Data records for software interfaces
======

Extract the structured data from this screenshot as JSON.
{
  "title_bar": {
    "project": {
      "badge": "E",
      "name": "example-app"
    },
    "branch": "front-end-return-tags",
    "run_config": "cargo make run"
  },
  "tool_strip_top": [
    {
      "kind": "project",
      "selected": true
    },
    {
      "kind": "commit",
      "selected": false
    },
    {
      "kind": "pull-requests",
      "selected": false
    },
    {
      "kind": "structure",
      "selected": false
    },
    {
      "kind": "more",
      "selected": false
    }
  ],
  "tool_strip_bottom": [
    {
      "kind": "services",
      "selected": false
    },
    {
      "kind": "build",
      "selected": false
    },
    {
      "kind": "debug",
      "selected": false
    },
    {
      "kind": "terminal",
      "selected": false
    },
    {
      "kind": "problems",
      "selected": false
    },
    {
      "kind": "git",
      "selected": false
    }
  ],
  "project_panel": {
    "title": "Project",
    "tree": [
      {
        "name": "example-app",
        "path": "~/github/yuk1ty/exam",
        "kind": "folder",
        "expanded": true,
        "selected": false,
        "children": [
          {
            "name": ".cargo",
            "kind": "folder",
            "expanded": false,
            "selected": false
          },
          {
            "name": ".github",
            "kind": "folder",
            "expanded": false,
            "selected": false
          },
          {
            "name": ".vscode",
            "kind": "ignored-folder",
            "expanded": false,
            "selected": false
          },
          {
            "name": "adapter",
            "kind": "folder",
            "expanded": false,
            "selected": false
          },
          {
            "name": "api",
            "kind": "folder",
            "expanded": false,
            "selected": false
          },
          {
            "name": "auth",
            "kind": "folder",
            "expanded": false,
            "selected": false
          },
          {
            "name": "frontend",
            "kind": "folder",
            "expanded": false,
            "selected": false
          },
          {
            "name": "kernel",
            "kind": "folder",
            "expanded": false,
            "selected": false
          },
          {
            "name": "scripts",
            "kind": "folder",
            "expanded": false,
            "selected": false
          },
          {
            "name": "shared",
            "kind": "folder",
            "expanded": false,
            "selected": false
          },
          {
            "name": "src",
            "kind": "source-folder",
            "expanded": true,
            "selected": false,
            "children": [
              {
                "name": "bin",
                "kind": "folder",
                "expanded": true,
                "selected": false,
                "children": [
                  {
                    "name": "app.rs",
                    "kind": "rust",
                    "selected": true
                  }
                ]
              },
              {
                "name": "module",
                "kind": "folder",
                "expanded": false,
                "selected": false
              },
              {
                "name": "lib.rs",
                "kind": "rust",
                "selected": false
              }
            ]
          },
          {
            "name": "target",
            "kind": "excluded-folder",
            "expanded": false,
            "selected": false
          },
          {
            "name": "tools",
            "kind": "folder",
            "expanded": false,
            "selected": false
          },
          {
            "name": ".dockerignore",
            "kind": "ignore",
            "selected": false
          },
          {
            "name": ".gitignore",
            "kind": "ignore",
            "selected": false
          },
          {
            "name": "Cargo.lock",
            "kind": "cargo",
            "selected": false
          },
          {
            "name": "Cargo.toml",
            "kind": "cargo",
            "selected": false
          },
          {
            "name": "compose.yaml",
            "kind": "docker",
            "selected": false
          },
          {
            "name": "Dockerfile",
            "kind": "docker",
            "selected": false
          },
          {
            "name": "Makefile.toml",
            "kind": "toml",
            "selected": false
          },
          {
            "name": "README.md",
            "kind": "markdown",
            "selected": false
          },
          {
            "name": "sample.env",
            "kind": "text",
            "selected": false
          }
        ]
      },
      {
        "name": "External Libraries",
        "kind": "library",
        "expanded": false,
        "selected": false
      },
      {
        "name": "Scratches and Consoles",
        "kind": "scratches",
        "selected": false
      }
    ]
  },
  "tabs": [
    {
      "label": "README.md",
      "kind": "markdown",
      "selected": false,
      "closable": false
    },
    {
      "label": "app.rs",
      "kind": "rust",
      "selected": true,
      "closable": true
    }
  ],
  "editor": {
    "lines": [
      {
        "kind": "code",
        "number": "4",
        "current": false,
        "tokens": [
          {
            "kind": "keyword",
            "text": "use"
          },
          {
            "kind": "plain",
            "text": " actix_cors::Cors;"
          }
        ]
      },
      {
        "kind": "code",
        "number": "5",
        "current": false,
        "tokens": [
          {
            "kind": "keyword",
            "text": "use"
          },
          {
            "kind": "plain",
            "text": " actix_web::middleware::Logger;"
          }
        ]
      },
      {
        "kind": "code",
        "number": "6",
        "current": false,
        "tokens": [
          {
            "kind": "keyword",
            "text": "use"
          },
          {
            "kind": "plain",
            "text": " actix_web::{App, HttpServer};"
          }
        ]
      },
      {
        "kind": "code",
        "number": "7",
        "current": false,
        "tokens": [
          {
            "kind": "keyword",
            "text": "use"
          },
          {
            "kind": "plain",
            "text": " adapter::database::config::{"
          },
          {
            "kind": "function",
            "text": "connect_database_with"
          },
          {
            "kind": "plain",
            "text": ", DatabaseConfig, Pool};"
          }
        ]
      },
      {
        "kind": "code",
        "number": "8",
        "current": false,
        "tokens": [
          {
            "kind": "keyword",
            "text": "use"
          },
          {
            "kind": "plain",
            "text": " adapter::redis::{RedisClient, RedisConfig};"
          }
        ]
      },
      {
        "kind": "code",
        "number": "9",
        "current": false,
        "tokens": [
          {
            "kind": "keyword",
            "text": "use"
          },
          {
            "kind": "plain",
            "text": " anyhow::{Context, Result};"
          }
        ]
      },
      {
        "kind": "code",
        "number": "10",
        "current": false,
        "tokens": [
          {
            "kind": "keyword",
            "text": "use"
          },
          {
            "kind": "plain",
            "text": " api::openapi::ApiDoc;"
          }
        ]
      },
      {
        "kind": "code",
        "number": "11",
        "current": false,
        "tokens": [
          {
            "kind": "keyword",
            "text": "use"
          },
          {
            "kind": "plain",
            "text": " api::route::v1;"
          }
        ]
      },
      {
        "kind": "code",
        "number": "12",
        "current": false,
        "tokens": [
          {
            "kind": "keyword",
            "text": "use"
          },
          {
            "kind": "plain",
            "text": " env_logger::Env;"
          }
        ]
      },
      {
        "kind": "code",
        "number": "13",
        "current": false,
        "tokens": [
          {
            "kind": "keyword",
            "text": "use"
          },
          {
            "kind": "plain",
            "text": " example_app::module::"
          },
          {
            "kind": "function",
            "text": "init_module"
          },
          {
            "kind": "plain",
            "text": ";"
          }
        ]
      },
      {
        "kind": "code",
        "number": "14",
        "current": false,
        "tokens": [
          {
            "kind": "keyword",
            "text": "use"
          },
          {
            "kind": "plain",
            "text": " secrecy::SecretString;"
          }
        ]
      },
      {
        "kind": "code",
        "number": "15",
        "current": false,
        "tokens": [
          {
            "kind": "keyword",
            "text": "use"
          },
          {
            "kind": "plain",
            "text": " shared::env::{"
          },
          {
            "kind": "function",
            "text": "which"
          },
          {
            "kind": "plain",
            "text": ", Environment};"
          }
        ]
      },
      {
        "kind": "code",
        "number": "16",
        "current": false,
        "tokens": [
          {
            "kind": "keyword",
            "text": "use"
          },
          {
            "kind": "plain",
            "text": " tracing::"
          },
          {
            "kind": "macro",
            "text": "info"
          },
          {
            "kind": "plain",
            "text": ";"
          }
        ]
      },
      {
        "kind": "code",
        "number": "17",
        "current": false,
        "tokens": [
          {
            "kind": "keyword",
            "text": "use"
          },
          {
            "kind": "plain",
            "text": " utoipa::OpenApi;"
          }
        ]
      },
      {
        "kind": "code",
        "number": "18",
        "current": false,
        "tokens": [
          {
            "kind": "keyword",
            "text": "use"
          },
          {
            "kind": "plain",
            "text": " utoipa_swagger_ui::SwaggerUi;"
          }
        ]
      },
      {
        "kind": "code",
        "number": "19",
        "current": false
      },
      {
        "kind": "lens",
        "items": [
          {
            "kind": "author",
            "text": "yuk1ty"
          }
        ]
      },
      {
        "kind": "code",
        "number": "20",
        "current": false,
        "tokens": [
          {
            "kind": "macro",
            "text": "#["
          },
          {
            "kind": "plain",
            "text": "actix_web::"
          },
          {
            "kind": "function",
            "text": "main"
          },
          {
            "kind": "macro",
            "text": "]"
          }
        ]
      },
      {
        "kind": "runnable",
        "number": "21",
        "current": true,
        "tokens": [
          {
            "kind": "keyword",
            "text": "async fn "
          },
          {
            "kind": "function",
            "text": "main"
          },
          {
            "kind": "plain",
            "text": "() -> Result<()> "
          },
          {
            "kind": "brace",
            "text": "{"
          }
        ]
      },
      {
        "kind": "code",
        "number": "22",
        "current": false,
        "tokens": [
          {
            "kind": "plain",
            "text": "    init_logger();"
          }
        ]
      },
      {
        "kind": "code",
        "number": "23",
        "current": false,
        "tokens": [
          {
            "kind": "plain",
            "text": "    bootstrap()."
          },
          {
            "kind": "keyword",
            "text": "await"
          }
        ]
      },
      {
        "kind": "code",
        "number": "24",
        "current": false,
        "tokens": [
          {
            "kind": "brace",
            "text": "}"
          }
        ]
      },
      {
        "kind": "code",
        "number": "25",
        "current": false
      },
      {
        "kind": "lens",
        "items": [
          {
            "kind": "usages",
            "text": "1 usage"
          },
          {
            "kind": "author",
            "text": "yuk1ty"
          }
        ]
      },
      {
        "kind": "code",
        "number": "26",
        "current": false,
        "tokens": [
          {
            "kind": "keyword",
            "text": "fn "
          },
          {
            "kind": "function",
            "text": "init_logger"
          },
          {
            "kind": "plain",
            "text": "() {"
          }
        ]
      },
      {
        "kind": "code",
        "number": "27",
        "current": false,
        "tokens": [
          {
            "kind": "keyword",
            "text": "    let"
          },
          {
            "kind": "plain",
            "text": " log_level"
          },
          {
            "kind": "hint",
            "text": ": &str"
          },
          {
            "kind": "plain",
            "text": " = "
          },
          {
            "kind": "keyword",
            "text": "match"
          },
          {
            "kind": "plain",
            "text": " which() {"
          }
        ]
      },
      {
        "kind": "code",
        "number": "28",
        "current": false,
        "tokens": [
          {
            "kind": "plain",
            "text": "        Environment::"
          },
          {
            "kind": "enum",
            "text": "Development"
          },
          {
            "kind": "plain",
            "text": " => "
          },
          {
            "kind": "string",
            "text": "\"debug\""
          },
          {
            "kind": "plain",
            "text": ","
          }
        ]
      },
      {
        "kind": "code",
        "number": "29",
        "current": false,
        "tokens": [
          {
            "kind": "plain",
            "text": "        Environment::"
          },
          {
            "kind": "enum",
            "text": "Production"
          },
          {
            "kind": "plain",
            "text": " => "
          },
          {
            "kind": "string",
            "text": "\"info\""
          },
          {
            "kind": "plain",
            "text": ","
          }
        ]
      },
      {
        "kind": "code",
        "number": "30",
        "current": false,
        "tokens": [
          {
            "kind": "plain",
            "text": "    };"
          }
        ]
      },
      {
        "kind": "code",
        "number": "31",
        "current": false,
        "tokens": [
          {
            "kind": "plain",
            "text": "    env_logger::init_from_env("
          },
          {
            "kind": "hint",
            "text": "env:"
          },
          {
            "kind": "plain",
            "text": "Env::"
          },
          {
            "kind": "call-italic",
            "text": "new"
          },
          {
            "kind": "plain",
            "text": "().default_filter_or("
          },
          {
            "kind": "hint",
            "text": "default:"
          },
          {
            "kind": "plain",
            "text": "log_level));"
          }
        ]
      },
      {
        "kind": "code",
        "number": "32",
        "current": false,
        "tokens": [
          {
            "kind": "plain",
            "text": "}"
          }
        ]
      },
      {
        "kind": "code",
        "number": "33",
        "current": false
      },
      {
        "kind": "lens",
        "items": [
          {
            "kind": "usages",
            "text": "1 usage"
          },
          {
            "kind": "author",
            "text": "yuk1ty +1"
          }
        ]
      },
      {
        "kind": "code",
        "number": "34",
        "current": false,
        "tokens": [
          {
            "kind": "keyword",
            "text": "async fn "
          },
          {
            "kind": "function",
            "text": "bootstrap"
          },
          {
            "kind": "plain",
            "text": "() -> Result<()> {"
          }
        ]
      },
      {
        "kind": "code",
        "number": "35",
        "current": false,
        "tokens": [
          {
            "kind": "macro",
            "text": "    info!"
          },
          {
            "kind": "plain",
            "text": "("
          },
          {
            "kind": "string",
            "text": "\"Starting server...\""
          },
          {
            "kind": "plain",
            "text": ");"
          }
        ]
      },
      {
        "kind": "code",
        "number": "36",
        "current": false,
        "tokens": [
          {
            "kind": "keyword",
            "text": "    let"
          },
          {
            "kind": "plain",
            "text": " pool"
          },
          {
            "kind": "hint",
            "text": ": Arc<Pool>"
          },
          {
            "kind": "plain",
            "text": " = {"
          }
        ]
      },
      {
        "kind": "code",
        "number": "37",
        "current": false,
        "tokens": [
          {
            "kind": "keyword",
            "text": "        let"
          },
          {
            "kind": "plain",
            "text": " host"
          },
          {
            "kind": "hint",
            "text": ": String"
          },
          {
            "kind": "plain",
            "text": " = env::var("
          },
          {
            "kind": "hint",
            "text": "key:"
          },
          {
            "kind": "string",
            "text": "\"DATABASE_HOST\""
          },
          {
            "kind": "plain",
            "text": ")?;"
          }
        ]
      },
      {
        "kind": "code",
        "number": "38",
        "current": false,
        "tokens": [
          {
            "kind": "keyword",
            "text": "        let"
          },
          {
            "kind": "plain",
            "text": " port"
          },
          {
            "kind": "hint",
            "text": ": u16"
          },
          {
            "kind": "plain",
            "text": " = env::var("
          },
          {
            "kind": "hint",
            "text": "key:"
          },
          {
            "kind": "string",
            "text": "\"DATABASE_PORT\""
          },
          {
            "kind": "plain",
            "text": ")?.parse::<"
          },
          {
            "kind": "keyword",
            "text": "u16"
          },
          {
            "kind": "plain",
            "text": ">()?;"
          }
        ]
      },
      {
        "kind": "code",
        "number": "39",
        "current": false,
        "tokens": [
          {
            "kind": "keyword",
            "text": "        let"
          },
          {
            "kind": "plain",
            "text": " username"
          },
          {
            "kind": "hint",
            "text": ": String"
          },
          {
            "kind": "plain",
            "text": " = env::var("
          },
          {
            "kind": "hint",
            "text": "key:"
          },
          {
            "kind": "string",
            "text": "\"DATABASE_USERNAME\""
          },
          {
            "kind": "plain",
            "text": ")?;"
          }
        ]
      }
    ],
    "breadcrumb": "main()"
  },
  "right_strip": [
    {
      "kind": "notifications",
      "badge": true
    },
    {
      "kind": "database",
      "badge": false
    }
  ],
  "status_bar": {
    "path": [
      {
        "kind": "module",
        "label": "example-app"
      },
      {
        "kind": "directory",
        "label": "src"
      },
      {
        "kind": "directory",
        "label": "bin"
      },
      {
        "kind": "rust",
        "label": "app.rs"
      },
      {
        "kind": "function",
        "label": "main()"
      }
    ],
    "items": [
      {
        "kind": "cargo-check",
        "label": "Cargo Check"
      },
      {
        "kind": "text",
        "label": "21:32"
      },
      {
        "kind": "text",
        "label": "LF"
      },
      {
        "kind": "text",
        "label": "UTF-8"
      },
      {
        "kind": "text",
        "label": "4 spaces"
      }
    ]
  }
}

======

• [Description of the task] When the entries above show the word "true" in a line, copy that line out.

• [Reply to the exercise]
      "selected": true
        "expanded": true,
            "expanded": true,
                "expanded": true,
                    "selected": true
      "selected": true,
      "closable": true
        "current": true,
      "badge": true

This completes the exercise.